When the family comes back from the Christmas Church service, they find out their house has been broken into and the dog is missing, but with so many low lives Ben has been involved with, which one could have done this? Over the next few hours, Ben and Holly will find out how far down the human scale they will have to go to find their dog, save the family, and get Ben’s life back.
Written, produced, and directed by Peter Hedges, Ben Is Back is a powerful punch to the gut, devastating, dark, and emotionally demanding cinematic ride.

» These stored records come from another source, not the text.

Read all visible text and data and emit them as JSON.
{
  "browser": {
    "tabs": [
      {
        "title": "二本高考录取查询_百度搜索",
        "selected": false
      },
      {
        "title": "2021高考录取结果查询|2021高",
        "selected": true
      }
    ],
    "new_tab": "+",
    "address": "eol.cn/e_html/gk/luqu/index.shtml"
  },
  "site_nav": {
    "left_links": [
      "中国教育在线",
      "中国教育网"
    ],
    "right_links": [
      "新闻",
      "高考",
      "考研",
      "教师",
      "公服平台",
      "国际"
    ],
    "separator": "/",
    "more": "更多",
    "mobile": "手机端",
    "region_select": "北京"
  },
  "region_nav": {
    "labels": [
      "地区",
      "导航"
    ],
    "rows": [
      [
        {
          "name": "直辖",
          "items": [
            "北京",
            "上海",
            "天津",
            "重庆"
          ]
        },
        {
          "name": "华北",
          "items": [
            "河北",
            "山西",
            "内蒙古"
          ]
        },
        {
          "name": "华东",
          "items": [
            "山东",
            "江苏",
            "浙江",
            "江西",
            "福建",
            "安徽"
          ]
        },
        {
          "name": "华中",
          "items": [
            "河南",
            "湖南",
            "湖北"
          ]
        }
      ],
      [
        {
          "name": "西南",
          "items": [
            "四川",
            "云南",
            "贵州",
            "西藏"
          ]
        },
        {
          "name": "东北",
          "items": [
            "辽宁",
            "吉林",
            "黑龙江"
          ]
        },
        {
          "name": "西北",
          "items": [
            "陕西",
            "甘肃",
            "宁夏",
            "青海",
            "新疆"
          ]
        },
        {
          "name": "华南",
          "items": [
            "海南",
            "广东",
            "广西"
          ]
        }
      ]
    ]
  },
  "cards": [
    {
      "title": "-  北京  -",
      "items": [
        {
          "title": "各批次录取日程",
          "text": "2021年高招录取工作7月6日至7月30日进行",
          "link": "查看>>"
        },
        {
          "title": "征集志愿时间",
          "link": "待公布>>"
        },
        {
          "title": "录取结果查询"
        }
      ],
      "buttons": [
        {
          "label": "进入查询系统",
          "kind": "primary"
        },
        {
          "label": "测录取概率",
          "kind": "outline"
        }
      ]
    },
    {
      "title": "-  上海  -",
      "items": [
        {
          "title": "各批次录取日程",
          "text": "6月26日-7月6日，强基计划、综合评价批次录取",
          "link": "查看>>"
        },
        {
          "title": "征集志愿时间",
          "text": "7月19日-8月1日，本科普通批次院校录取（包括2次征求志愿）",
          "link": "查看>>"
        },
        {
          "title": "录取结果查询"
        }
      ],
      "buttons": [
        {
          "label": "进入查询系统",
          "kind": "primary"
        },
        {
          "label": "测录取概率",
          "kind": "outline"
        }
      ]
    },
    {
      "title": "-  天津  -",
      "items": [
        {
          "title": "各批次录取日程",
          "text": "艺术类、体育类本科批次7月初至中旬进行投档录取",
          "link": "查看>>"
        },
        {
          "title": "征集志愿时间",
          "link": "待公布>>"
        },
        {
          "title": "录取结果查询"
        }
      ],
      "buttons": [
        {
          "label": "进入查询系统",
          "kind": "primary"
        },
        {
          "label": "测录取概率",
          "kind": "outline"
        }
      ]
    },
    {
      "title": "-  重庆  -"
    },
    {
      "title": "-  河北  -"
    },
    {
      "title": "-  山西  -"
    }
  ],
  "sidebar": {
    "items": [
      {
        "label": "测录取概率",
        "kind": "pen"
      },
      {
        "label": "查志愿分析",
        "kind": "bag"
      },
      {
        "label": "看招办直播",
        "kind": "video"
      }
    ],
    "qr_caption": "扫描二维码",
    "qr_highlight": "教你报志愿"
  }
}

It has a running time of 1 hour and 43 minutes, starring Julia Roberts (Holly Burns), Lucas Hedges (Ben), Kathryn Newton (Ivy), and Courtney B. Vance (Neal).
Ben Is Back has a direct narrative that takes its audience on a 24-hours ride in which the quasi-normal life that this family deserves and has worked hard to achieve is upended when Ben comes back, unannounced and unexpectedly. The stark wintry landscape—snowy in an almost desolate town, saved for junkies and up-to-no-good people—is an outward manifestation of the emotional landscape this family is navigating. Ben’s mother, a heroine of sorts, is able to find, in another mother, a much-needed dose of honesty and the courage she needs to help her son crawl out of his present conundrum.
Nuancedly acted by Julia Roberts in the best dramatic turn of her career—remember that her turns in The Pelican Brief, Sleeping with the Enemy, Dying Young and Mary Reilly (See Julia Roberts’ Filmography, P-I and P-II) weren’t commercial darlings as were her romantic comedies—as Ben’s mother, she is the very depiction of duty, love and sacrifice. She hears things from Ben during those hours in the car that no mother should hear. To say that Julia Roberts interiorized her character and explored her depths, is an understatement, but I was rather captivated with Lucas Hedges’ performance all the more.Lucas Hedges has been making quiet waves lately for his movie roles, first in Manchester by the Sea, Lady Bird, Three Billboards Outside Ebbing, Missouri, and this year’s Boy Erased, and Ben Is Back. As Ben, a repentant but not altogether out of the woods drug addict, Hedges is not only convincing but devastatingly powerful in a very subtle way. He is deceiving and capable of twisting his family’s love for him to his advantage. Lucas Hedges’ performance deserves to be appreciated and recognized. I would not be surprised if he were to garner nominations for Best Supporting Actor in the award shows still to come for his acting turn in Ben Is Back.